### What to work on
Repeat all of the data below word for word, keeping no images.

%%

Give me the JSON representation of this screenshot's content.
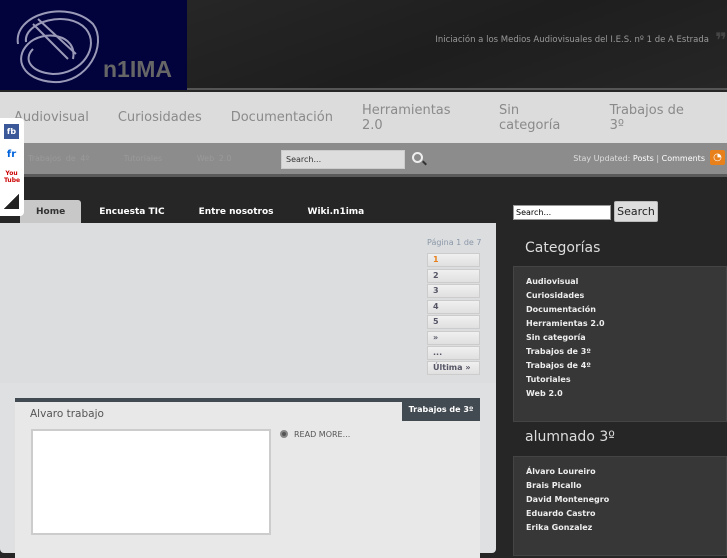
{
  "header": {
    "logo_text": "n1IMA",
    "tagline": "Iniciación a los Medios Audiovisuales del I.E.S. nº 1 de A Estrada"
  },
  "category_nav": [
    "Audiovisual",
    "Curiosidades",
    "Documentación",
    "Herramientas 2.0",
    "Sin categoría",
    "Trabajos de 3º"
  ],
  "category_nav_overflow": [
    "Trabajos de 4º",
    "Tutoriales",
    "Web 2.0"
  ],
  "topbar": {
    "search_placeholder": "Search...",
    "stay_updated": "Stay Updated:",
    "posts": "Posts",
    "separator": "|",
    "comments": "Comments"
  },
  "social": [
    "fb",
    "fr",
    "You Tube",
    "delicious"
  ],
  "tabs": [
    "Home",
    "Encuesta TIC",
    "Entre nosotros",
    "Wiki.n1ima"
  ],
  "sidebar_search": {
    "placeholder": "Search...",
    "button": "Search"
  },
  "pagination": {
    "info": "Página 1 de 7",
    "pages": [
      "1",
      "2",
      "3",
      "4",
      "5",
      "»",
      "...",
      "Última »"
    ],
    "current": "1"
  },
  "post": {
    "title": "Alvaro trabajo",
    "category": "Trabajos de 3º",
    "read_more": "READ MORE..."
  },
  "sidebar": {
    "categories_title": "Categorías",
    "categories": [
      "Audiovisual",
      "Curiosidades",
      "Documentación",
      "Herramientas 2.0",
      "Sin categoría",
      "Trabajos de 3º",
      "Trabajos de 4º",
      "Tutoriales",
      "Web 2.0"
    ],
    "students_title": "alumnado 3º",
    "students": [
      "Álvaro Loureiro",
      "Brais Picallo",
      "David Montenegro",
      "Eduardo Castro",
      "Erika Gonzalez"
    ]
  }
}
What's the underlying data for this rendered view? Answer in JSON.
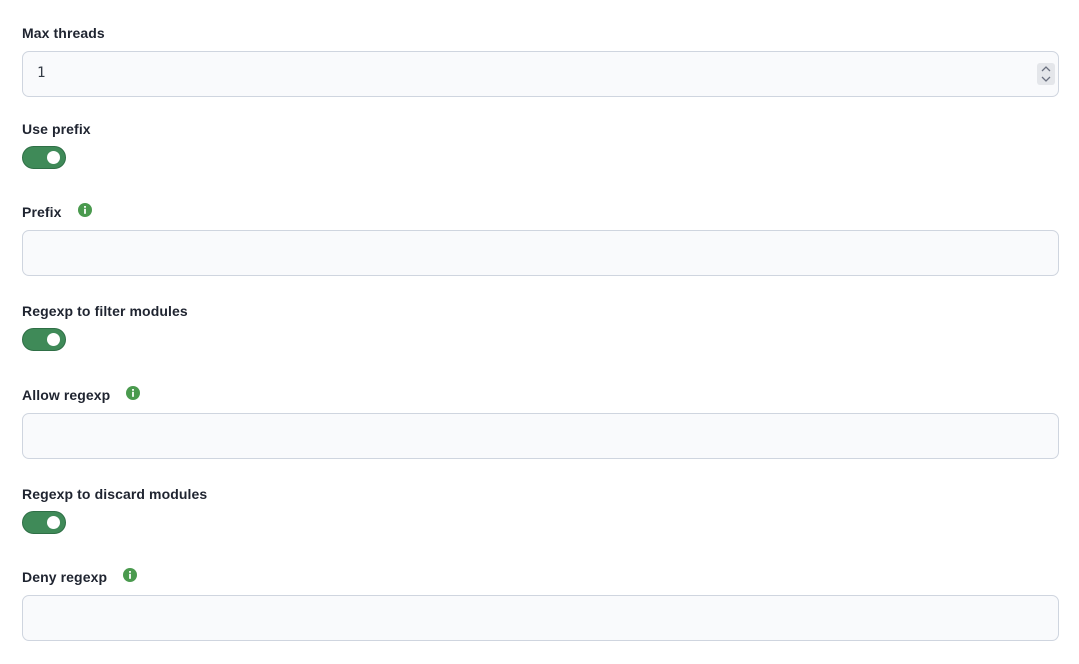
{
  "form": {
    "max_threads": {
      "label": "Max threads",
      "value": "1"
    },
    "use_prefix": {
      "label": "Use prefix",
      "enabled": true
    },
    "prefix": {
      "label": "Prefix",
      "value": "",
      "icon": "info-icon"
    },
    "regexp_filter": {
      "label": "Regexp to filter modules",
      "enabled": true
    },
    "allow_regexp": {
      "label": "Allow regexp",
      "value": "",
      "icon": "info-icon"
    },
    "regexp_discard": {
      "label": "Regexp to discard modules",
      "enabled": true
    },
    "deny_regexp": {
      "label": "Deny regexp",
      "value": "",
      "icon": "info-icon"
    }
  },
  "colors": {
    "toggle_on": "#3f8a58",
    "info_icon": "#4a9a4e",
    "input_border": "#cfd5df",
    "input_background": "#f9fafc"
  }
}
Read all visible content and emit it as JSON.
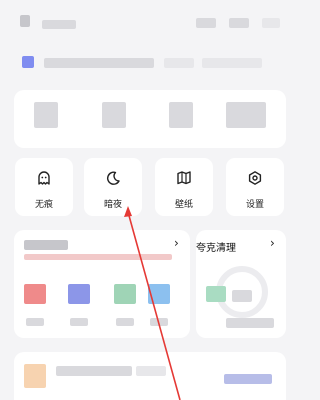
{
  "quick_actions": [
    {
      "label": "无痕",
      "icon": "ghost-icon"
    },
    {
      "label": "暗夜",
      "icon": "moon-icon"
    },
    {
      "label": "壁纸",
      "icon": "book-icon"
    },
    {
      "label": "设置",
      "icon": "gear-icon"
    }
  ],
  "cleaner_card": {
    "title": "夸克清理",
    "chevron": "›"
  },
  "left_card": {
    "chevron": "›"
  },
  "colors": {
    "annotation": "#e53935",
    "background": "#f4f4f6",
    "card": "#ffffff"
  }
}
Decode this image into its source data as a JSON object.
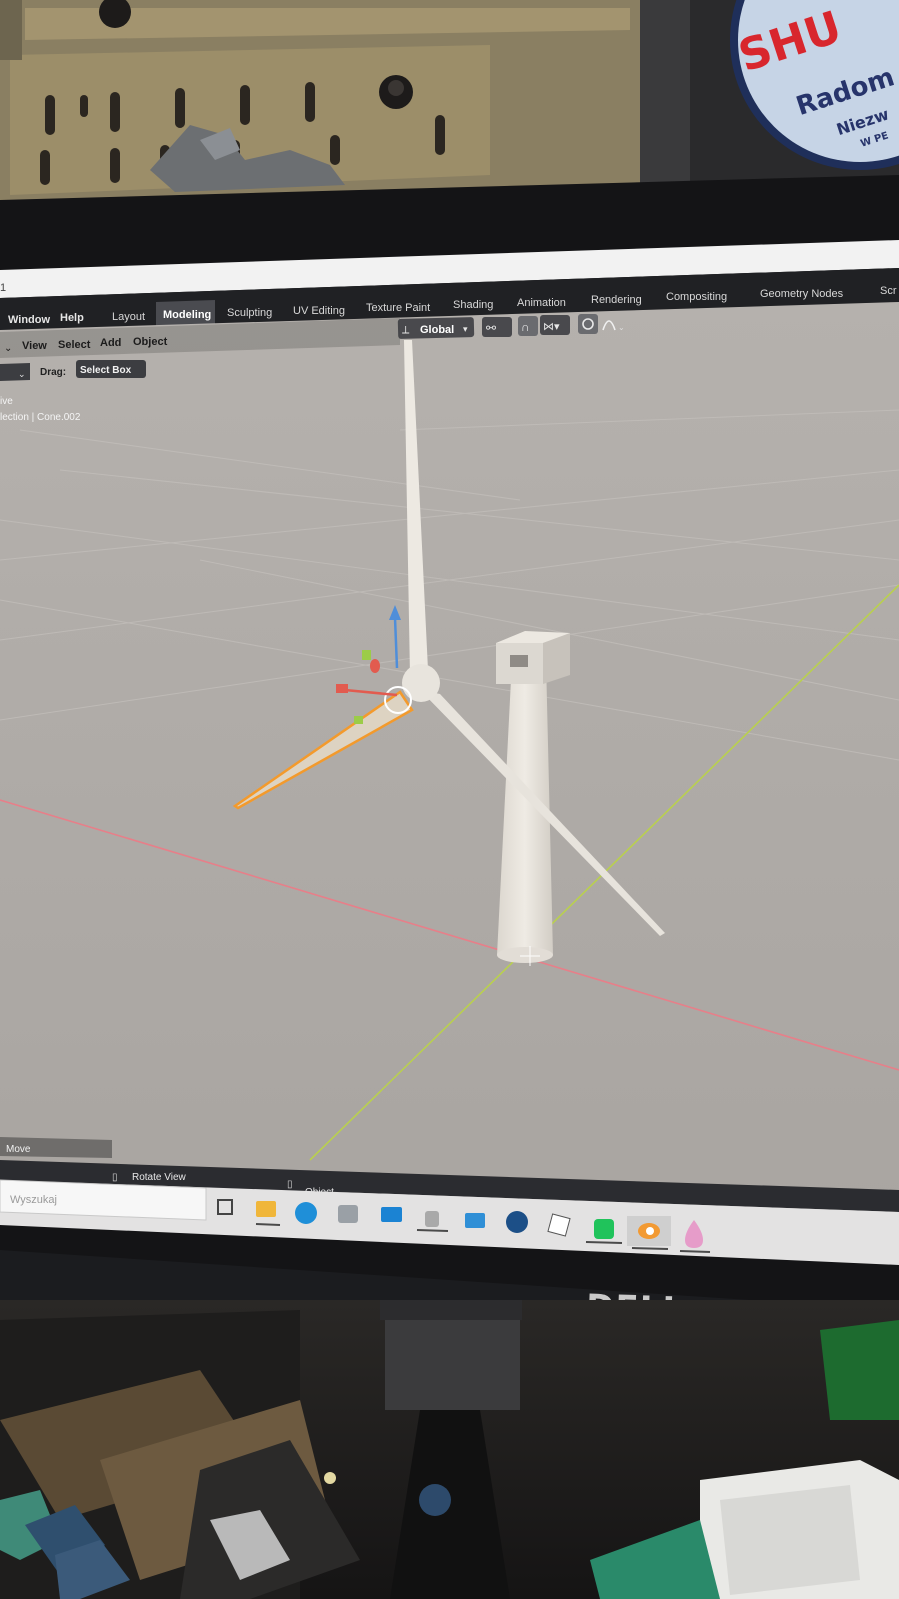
{
  "badge": {
    "line1": "SHU",
    "line2": "Radom",
    "line3": "Niezw",
    "line4": "W PE"
  },
  "blender": {
    "window_title_fragment": "1",
    "menus": [
      "Window",
      "Help"
    ],
    "workspace_tabs": [
      "Layout",
      "Modeling",
      "Sculpting",
      "UV Editing",
      "Texture Paint",
      "Shading",
      "Animation",
      "Rendering",
      "Compositing",
      "Geometry Nodes",
      "Scr"
    ],
    "active_tab": "Modeling",
    "header_menus": [
      "View",
      "Select",
      "Add",
      "Object"
    ],
    "transform_orientation": "Global",
    "drag_label": "Drag:",
    "drag_value": "Select Box",
    "viewport_overlay_line1": "ive",
    "viewport_overlay_line2": "lection | Cone.002",
    "last_operator": "Move",
    "status_rotate": "Rotate View",
    "status_object": "Object",
    "search_placeholder": "Wyszukaj"
  },
  "monitor": {
    "brand": "DELL"
  },
  "colors": {
    "viewport_bg": "#aeaaa6",
    "x_axis": "#e77f89",
    "y_axis": "#b9d04e",
    "selection": "#f39a2c",
    "header_bg": "#26272b",
    "taskbar_bg": "#e3e2e2"
  }
}
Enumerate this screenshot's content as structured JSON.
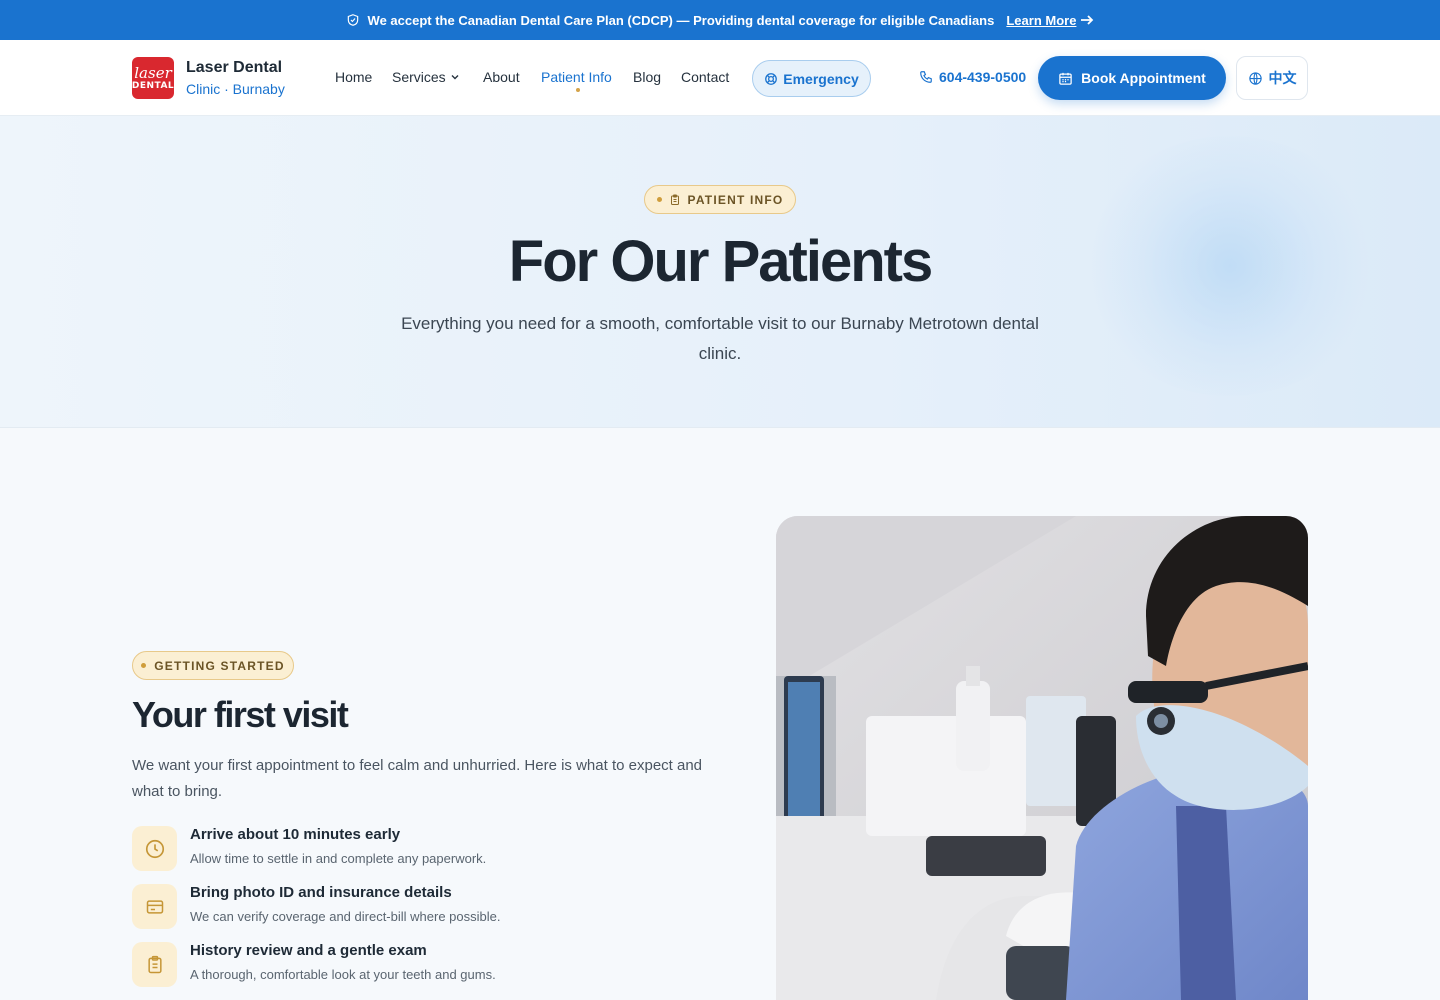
{
  "announcement": {
    "text": "We accept the Canadian Dental Care Plan (CDCP) — Providing dental coverage for eligible Canadians",
    "link_label": "Learn More",
    "icon": "shield-check-icon"
  },
  "brand": {
    "logo_line1": "laser",
    "logo_line2": "DENTAL",
    "name": "Laser Dental",
    "subtitle": "Clinic · Burnaby"
  },
  "nav": {
    "items": [
      {
        "label": "Home"
      },
      {
        "label": "Services"
      },
      {
        "label": "About"
      },
      {
        "label": "Patient Info",
        "active": true
      },
      {
        "label": "Blog"
      },
      {
        "label": "Contact"
      }
    ],
    "emergency_label": "Emergency",
    "phone": "604-439-0500",
    "book_label": "Book Appointment",
    "lang_label": "中文"
  },
  "hero": {
    "badge": "PATIENT INFO",
    "title": "For Our Patients",
    "subtitle": "Everything you need for a smooth, comfortable visit to our Burnaby Metrotown dental clinic."
  },
  "first_visit": {
    "badge": "GETTING STARTED",
    "title": "Your first visit",
    "intro": "We want your first appointment to feel calm and unhurried. Here is what to expect and what to bring.",
    "steps": [
      {
        "title": "Arrive about 10 minutes early",
        "desc": "Allow time to settle in and complete any paperwork.",
        "icon": "clock-icon"
      },
      {
        "title": "Bring photo ID and insurance details",
        "desc": "We can verify coverage and direct-bill where possible.",
        "icon": "id-card-icon"
      },
      {
        "title": "History review and a gentle exam",
        "desc": "A thorough, comfortable look at your teeth and gums.",
        "icon": "clipboard-icon"
      }
    ]
  },
  "colors": {
    "primary": "#1a73cf",
    "accent_gold": "#cf9d3b",
    "logo_red": "#d9282f"
  }
}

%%

### Written answer
Give me the JSON representation of this screenshot's content.
{
  "header": {
    "logo_text": "n1IMA",
    "tagline": "Iniciación a los Medios Audiovisuales del I.E.S. nº 1 de A Estrada"
  },
  "category_nav": [
    "Audiovisual",
    "Curiosidades",
    "Documentación",
    "Herramientas 2.0",
    "Sin categoría",
    "Trabajos de 3º"
  ],
  "category_nav_overflow": [
    "Trabajos de 4º",
    "Tutoriales",
    "Web 2.0"
  ],
  "topbar": {
    "search_placeholder": "Search...",
    "stay_updated": "Stay Updated:",
    "posts": "Posts",
    "separator": "|",
    "comments": "Comments"
  },
  "social": [
    "fb",
    "fr",
    "You Tube",
    "delicious"
  ],
  "tabs": [
    "Home",
    "Encuesta TIC",
    "Entre nosotros",
    "Wiki.n1ima"
  ],
  "sidebar_search": {
    "placeholder": "Search...",
    "button": "Search"
  },
  "pagination": {
    "info": "Página 1 de 7",
    "pages": [
      "1",
      "2",
      "3",
      "4",
      "5",
      "»",
      "...",
      "Última »"
    ],
    "current": "1"
  },
  "post": {
    "title": "Alvaro trabajo",
    "category": "Trabajos de 3º",
    "read_more": "READ MORE..."
  },
  "sidebar": {
    "categories_title": "Categorías",
    "categories": [
      "Audiovisual",
      "Curiosidades",
      "Documentación",
      "Herramientas 2.0",
      "Sin categoría",
      "Trabajos de 3º",
      "Trabajos de 4º",
      "Tutoriales",
      "Web 2.0"
    ],
    "students_title": "alumnado 3º",
    "students": [
      "Álvaro Loureiro",
      "Brais Picallo",
      "David Montenegro",
      "Eduardo Castro",
      "Erika Gonzalez"
    ]
  }
}
What's the underlying data for this rendered view? Answer in JSON.
{
  "form": {
    "max_threads": {
      "label": "Max threads",
      "value": "1"
    },
    "use_prefix": {
      "label": "Use prefix",
      "enabled": true
    },
    "prefix": {
      "label": "Prefix",
      "value": "",
      "icon": "info-icon"
    },
    "regexp_filter": {
      "label": "Regexp to filter modules",
      "enabled": true
    },
    "allow_regexp": {
      "label": "Allow regexp",
      "value": "",
      "icon": "info-icon"
    },
    "regexp_discard": {
      "label": "Regexp to discard modules",
      "enabled": true
    },
    "deny_regexp": {
      "label": "Deny regexp",
      "value": "",
      "icon": "info-icon"
    }
  },
  "colors": {
    "toggle_on": "#3f8a58",
    "info_icon": "#4a9a4e",
    "input_border": "#cfd5df",
    "input_background": "#f9fafc"
  }
}
Read all visible content and emit it as JSON.
{
  "quick_actions": [
    {
      "label": "无痕",
      "icon": "ghost-icon"
    },
    {
      "label": "暗夜",
      "icon": "moon-icon"
    },
    {
      "label": "壁纸",
      "icon": "book-icon"
    },
    {
      "label": "设置",
      "icon": "gear-icon"
    }
  ],
  "cleaner_card": {
    "title": "夸克清理",
    "chevron": "›"
  },
  "left_card": {
    "chevron": "›"
  },
  "colors": {
    "annotation": "#e53935",
    "background": "#f4f4f6",
    "card": "#ffffff"
  }
}
Decode this image into its source data as a JSON object.
{
  "badge": {
    "line1": "SHU",
    "line2": "Radom",
    "line3": "Niezw",
    "line4": "W PE"
  },
  "blender": {
    "window_title_fragment": "1",
    "menus": [
      "Window",
      "Help"
    ],
    "workspace_tabs": [
      "Layout",
      "Modeling",
      "Sculpting",
      "UV Editing",
      "Texture Paint",
      "Shading",
      "Animation",
      "Rendering",
      "Compositing",
      "Geometry Nodes",
      "Scr"
    ],
    "active_tab": "Modeling",
    "header_menus": [
      "View",
      "Select",
      "Add",
      "Object"
    ],
    "transform_orientation": "Global",
    "drag_label": "Drag:",
    "drag_value": "Select Box",
    "viewport_overlay_line1": "ive",
    "viewport_overlay_line2": "lection | Cone.002",
    "last_operator": "Move",
    "status_rotate": "Rotate View",
    "status_object": "Object",
    "search_placeholder": "Wyszukaj"
  },
  "monitor": {
    "brand": "DELL"
  },
  "colors": {
    "viewport_bg": "#aeaaa6",
    "x_axis": "#e77f89",
    "y_axis": "#b9d04e",
    "selection": "#f39a2c",
    "header_bg": "#26272b",
    "taskbar_bg": "#e3e2e2"
  }
}
Enumerate this screenshot's content as structured JSON.
{
  "announcement": {
    "text": "We accept the Canadian Dental Care Plan (CDCP) — Providing dental coverage for eligible Canadians",
    "link_label": "Learn More",
    "icon": "shield-check-icon"
  },
  "brand": {
    "logo_line1": "laser",
    "logo_line2": "DENTAL",
    "name": "Laser Dental",
    "subtitle": "Clinic · Burnaby"
  },
  "nav": {
    "items": [
      {
        "label": "Home"
      },
      {
        "label": "Services"
      },
      {
        "label": "About"
      },
      {
        "label": "Patient Info",
        "active": true
      },
      {
        "label": "Blog"
      },
      {
        "label": "Contact"
      }
    ],
    "emergency_label": "Emergency",
    "phone": "604-439-0500",
    "book_label": "Book Appointment",
    "lang_label": "中文"
  },
  "hero": {
    "badge": "PATIENT INFO",
    "title": "For Our Patients",
    "subtitle": "Everything you need for a smooth, comfortable visit to our Burnaby Metrotown dental clinic."
  },
  "first_visit": {
    "badge": "GETTING STARTED",
    "title": "Your first visit",
    "intro": "We want your first appointment to feel calm and unhurried. Here is what to expect and what to bring.",
    "steps": [
      {
        "title": "Arrive about 10 minutes early",
        "desc": "Allow time to settle in and complete any paperwork.",
        "icon": "clock-icon"
      },
      {
        "title": "Bring photo ID and insurance details",
        "desc": "We can verify coverage and direct-bill where possible.",
        "icon": "id-card-icon"
      },
      {
        "title": "History review and a gentle exam",
        "desc": "A thorough, comfortable look at your teeth and gums.",
        "icon": "clipboard-icon"
      }
    ]
  },
  "colors": {
    "primary": "#1a73cf",
    "accent_gold": "#cf9d3b",
    "logo_red": "#d9282f"
  }
}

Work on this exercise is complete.